After debating pension impact, District 211 board approves 2-year teachers contract
Exactly four weeks after the teachers union in Palatine-Schaumburg High School District 211 authorized a strike, the school board Thursday voted 5-2 to approve a new two-year contract.
Half the length of the expiring contract, the new one taking effect July 1 grants base salary increases of 3% for both affected school years.
The contract also grants an increase from 3% to 6% in the threshold of final pre-retirement earning limitations, aligning with state legislation, district officials said.
The new agreement further calls for increased health care premiums for the teachers.
But it was the change in the pension aspect that sparked the most debate among board members before the vote.
Board members Pete Dombrowski and Mark Cramer voted against the contract after making separate statements supporting competitive wages but criticizing the impact of pension changes.

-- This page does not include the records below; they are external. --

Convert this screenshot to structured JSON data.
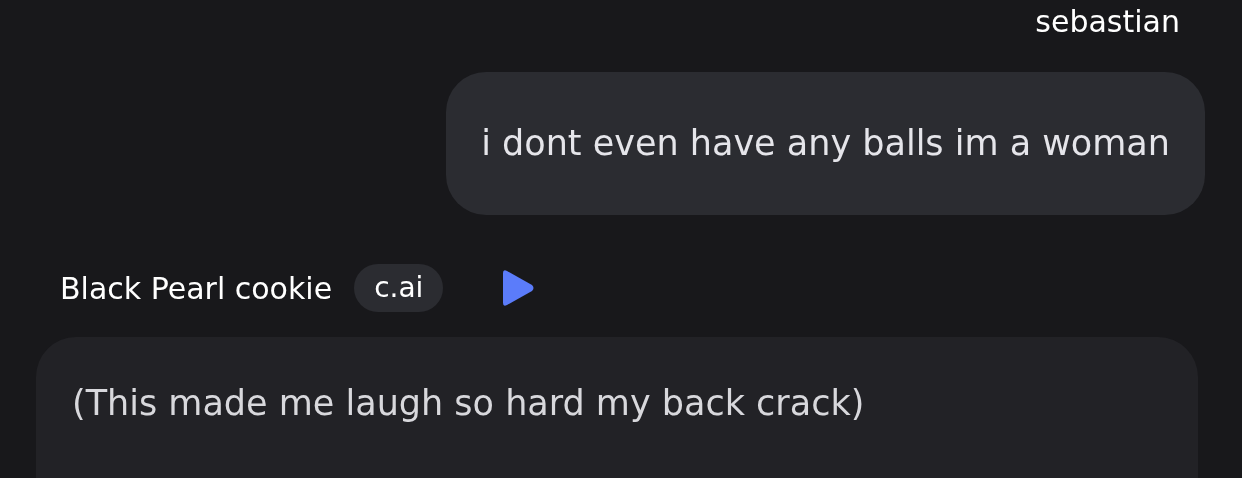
{
  "messages": [
    {
      "kind": "user",
      "author": "sebastian",
      "text": "i dont even have any balls im a woman"
    },
    {
      "kind": "bot",
      "author": "Black Pearl cookie",
      "badge": "c.ai",
      "text": "(This made me laugh so hard my back crack)"
    }
  ]
}
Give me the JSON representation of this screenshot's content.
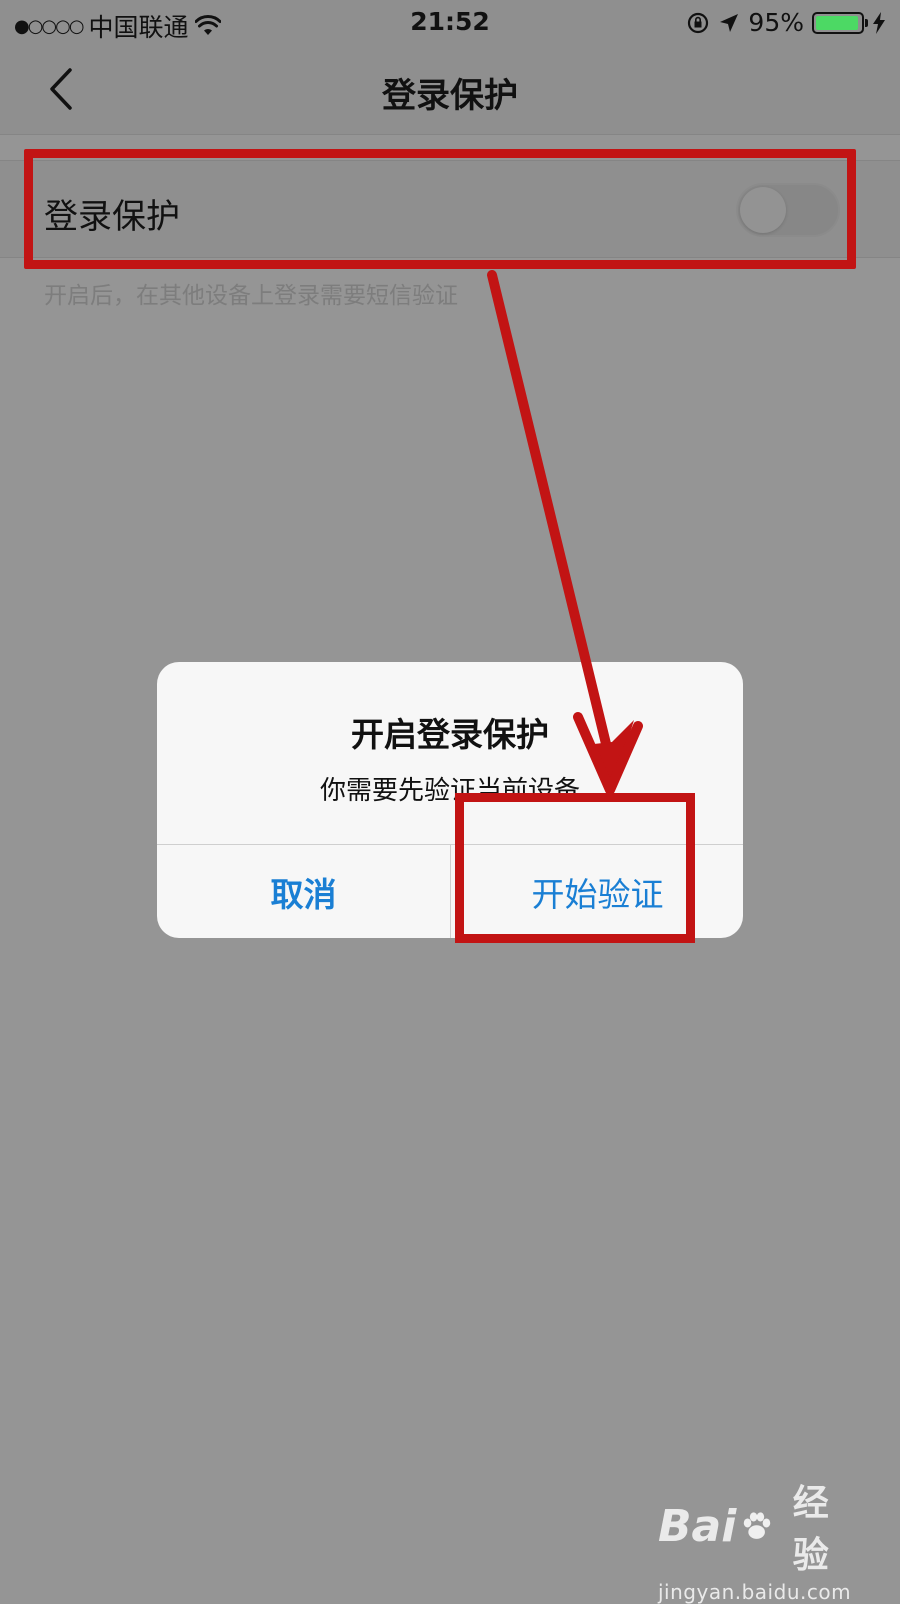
{
  "status_bar": {
    "signal": "●○○○○",
    "carrier": "中国联通",
    "time": "21:52",
    "battery_percent": "95%",
    "battery_level": 0.95,
    "battery_color": "#4cd964"
  },
  "nav": {
    "title": "登录保护",
    "back_icon": "chevron-left-icon"
  },
  "settings": {
    "row_label": "登录保护",
    "toggle_on": false,
    "hint": "开启后，在其他设备上登录需要短信验证"
  },
  "dialog": {
    "title": "开启登录保护",
    "message": "你需要先验证当前设备",
    "cancel_label": "取消",
    "confirm_label": "开始验证",
    "button_color": "#1a7fd4"
  },
  "annotation": {
    "color": "#c21414"
  },
  "watermark": {
    "logo_text_left": "Bai",
    "logo_text_right": "经验",
    "url": "jingyan.baidu.com"
  }
}
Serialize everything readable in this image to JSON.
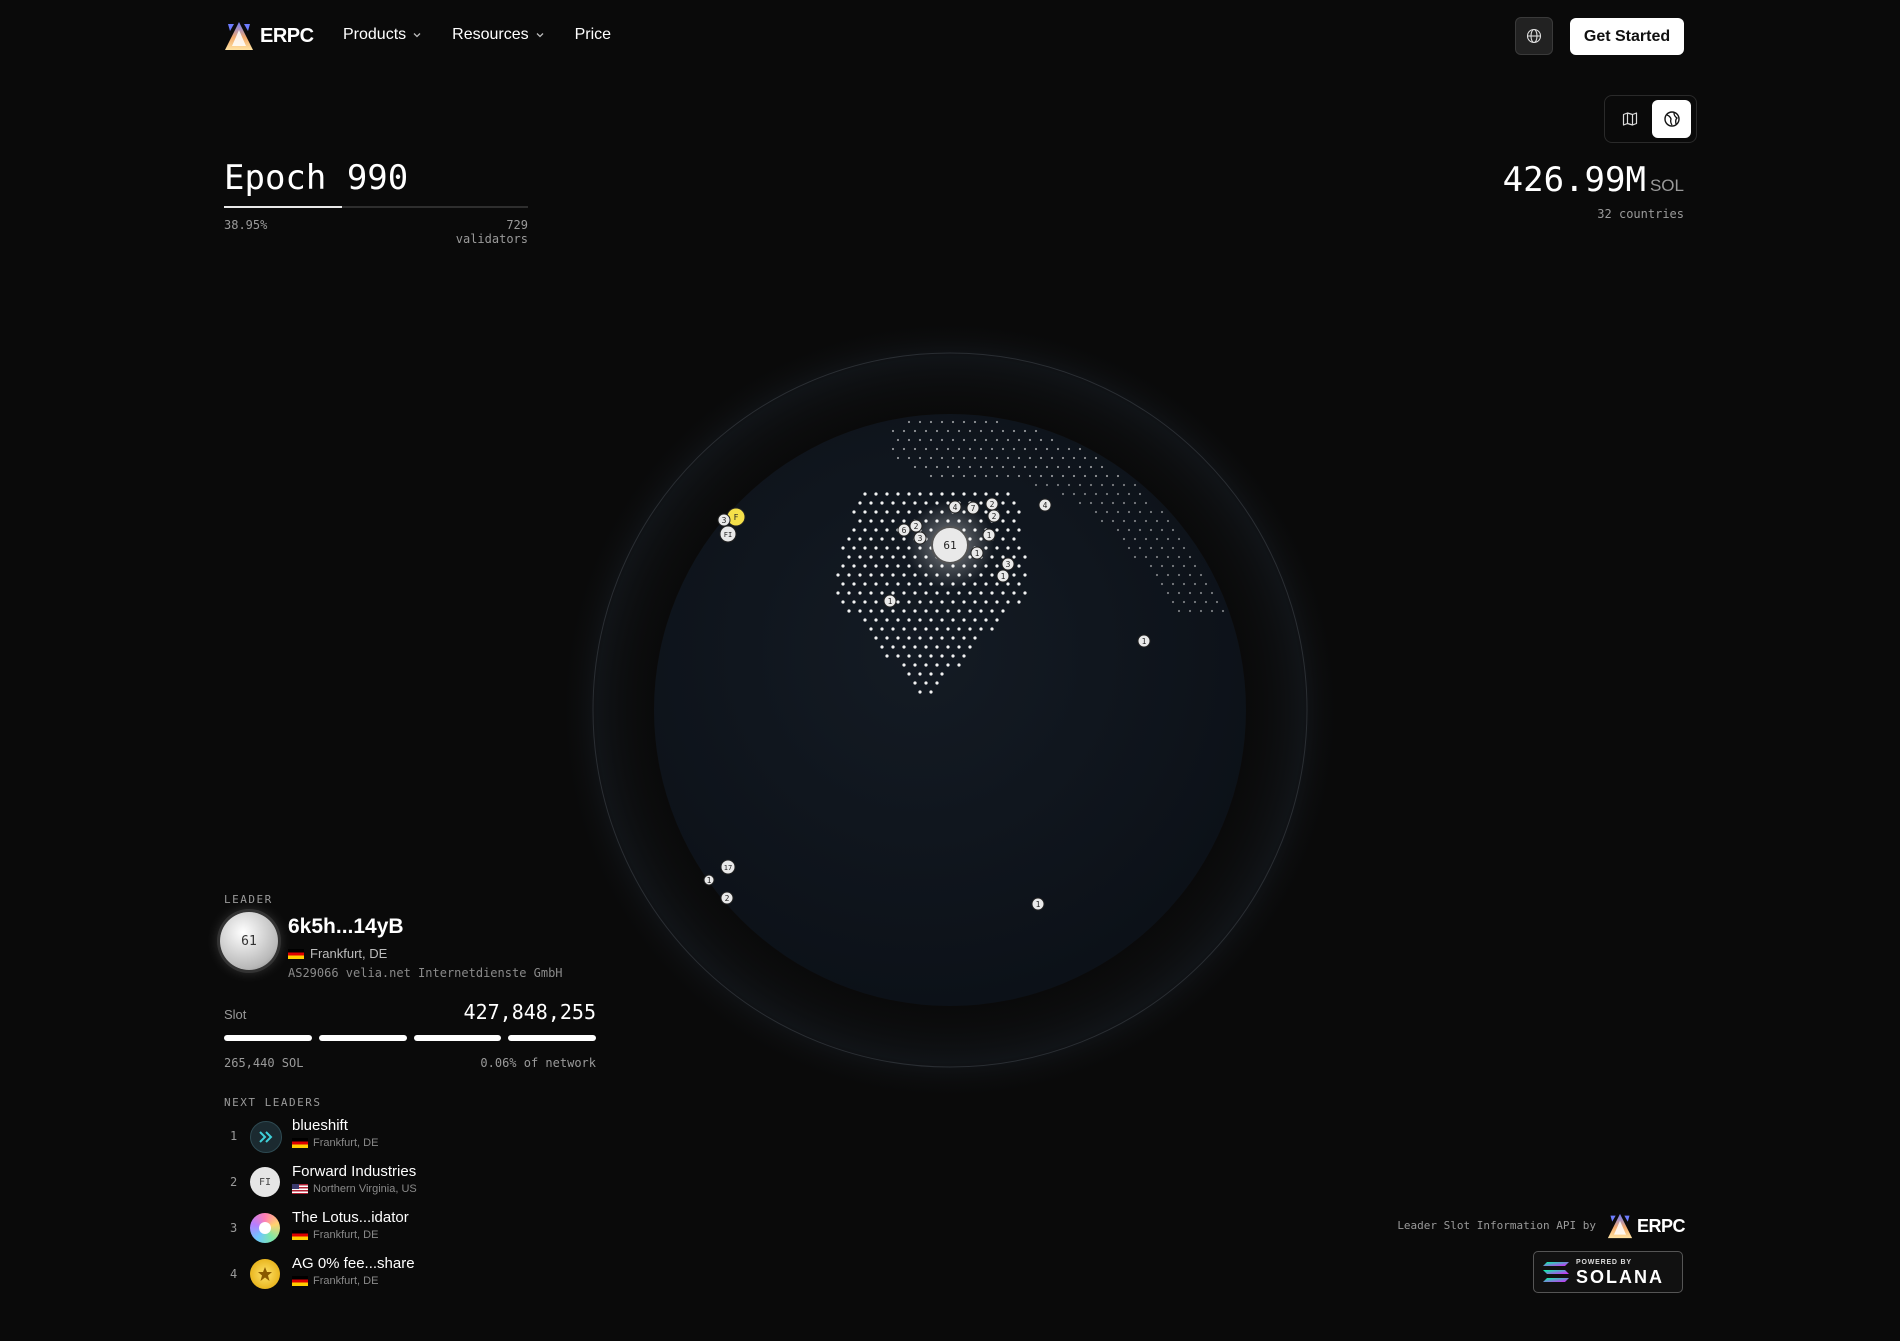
{
  "nav": {
    "brand": "ERPC",
    "items": [
      {
        "label": "Products",
        "has_dropdown": true
      },
      {
        "label": "Resources",
        "has_dropdown": true
      },
      {
        "label": "Price",
        "has_dropdown": false
      }
    ],
    "language_icon": "globe-icon",
    "cta_label": "Get Started"
  },
  "view_toggle": {
    "options": [
      {
        "icon": "map-icon",
        "active": false
      },
      {
        "icon": "globe-view-icon",
        "active": true
      }
    ]
  },
  "epoch": {
    "title": "Epoch 990",
    "progress_label": "38.95%",
    "progress_fraction": 0.3895,
    "validators": "729 validators"
  },
  "stake": {
    "value": "426.99M",
    "unit": "SOL",
    "countries": "32 countries"
  },
  "globe": {
    "clusters": [
      {
        "label": "61",
        "primary": true
      },
      {
        "label": "F",
        "highlight": true
      },
      {
        "label": "FI"
      },
      {
        "label": "3"
      },
      {
        "label": "4"
      },
      {
        "label": "7"
      },
      {
        "label": "2"
      },
      {
        "label": "2"
      },
      {
        "label": "4"
      },
      {
        "label": "6"
      },
      {
        "label": "2"
      },
      {
        "label": "3"
      },
      {
        "label": "1"
      },
      {
        "label": "1"
      },
      {
        "label": "3"
      },
      {
        "label": "1"
      },
      {
        "label": "1"
      },
      {
        "label": "1"
      },
      {
        "label": "17"
      },
      {
        "label": "2"
      },
      {
        "label": "1"
      },
      {
        "label": "1"
      }
    ]
  },
  "leader": {
    "section_label": "LEADER",
    "avatar_label": "61",
    "name": "6k5h...14yB",
    "location": "Frankfurt, DE",
    "asn": "AS29066 velia.net Internetdienste GmbH",
    "slot_label": "Slot",
    "slot_value": "427,848,255",
    "slot_bars_filled": 4,
    "stake_sol": "265,440 SOL",
    "network_share": "0.06% of network"
  },
  "next_leaders": {
    "section_label": "NEXT LEADERS",
    "items": [
      {
        "rank": "1",
        "name": "blueshift",
        "location": "Frankfurt, DE",
        "avatar": "blueshift-icon",
        "flag": "de"
      },
      {
        "rank": "2",
        "name": "Forward Industries",
        "location": "Northern Virginia, US",
        "avatar_text": "FI",
        "flag": "us"
      },
      {
        "rank": "3",
        "name": "The Lotus...idator",
        "location": "Frankfurt, DE",
        "avatar": "lotus-icon",
        "flag": "de"
      },
      {
        "rank": "4",
        "name": "AG 0% fee...share",
        "location": "Frankfurt, DE",
        "avatar": "ag-icon",
        "flag": "de"
      }
    ]
  },
  "footer": {
    "api_note": "Leader Slot Information API by",
    "brand": "ERPC",
    "badge_small": "POWERED BY",
    "badge_name": "SOLANA"
  },
  "colors": {
    "background": "#0a0a0a",
    "globe": "#0f141b",
    "highlight": "#f5e04a",
    "text": "#ffffff",
    "muted": "#9a9a9a"
  }
}
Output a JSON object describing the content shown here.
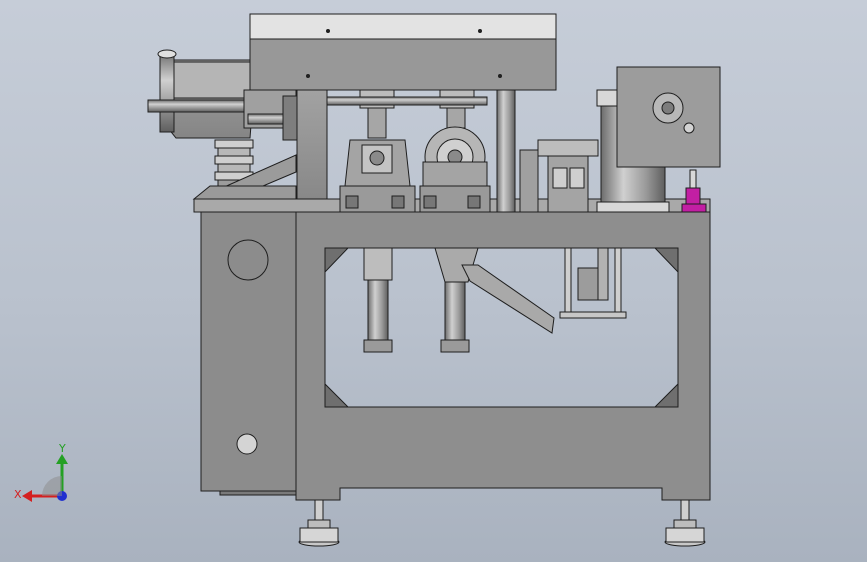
{
  "viewport": {
    "background": "#bfc6d1",
    "part_color": "#8f8f8f",
    "edge_color": "#1e1e1e",
    "highlight_color": "#a8a8a8",
    "accent_magenta": "#c21fa3"
  },
  "triad": {
    "x_label": "X",
    "y_label": "Y",
    "x_color": "#d42020",
    "y_color": "#24a024",
    "z_color": "#2030d0"
  }
}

Fellow board member Kim Cavill said she agreed with a number of their criticisms but thought those problems were better addressed by state officials than individual school boards.
Cramer responded that he believes the contract decisions of individual school boards contribute to the statewide pension problems he sees.
Board President Anna Klimkowicz said the union's threat of a strike didn't sit well with her and noted that keeping students in school should be the top priority of all concerned.
"This contract is not ideal ,.. but going forward, it's workable," Klimkowicz said.
According to the State Board of Education's Illinois Report Card data, the average annual salary of a District 211 teacher in 2021 was $108,794.
That average was $70,653 statewide. But it was $108,319 in Stevenson High School District 125, $120,436 in Maine Township High School District 207, and $113,278 in Northwest Suburban High School District 214.
District 211 teachers union members voted March 31 to authorize a strike if they didn't have a new contract by July 1.
Shortly afterward, Local 1211 President Anita Lee said teachers had no wish to strike but that their vote had been based on what they saw as a significant difference between the two sides' positions after six months of negotiations.
The current four-year contract expiring on June 30 was approved in January 2019 and was retroactive to the previous fall. Under its terms, teachers received base salary increases of 2% for the first two years and increases equal to the rate of inflation up to 1.75% in the third year and up to 1.5% in the fourth.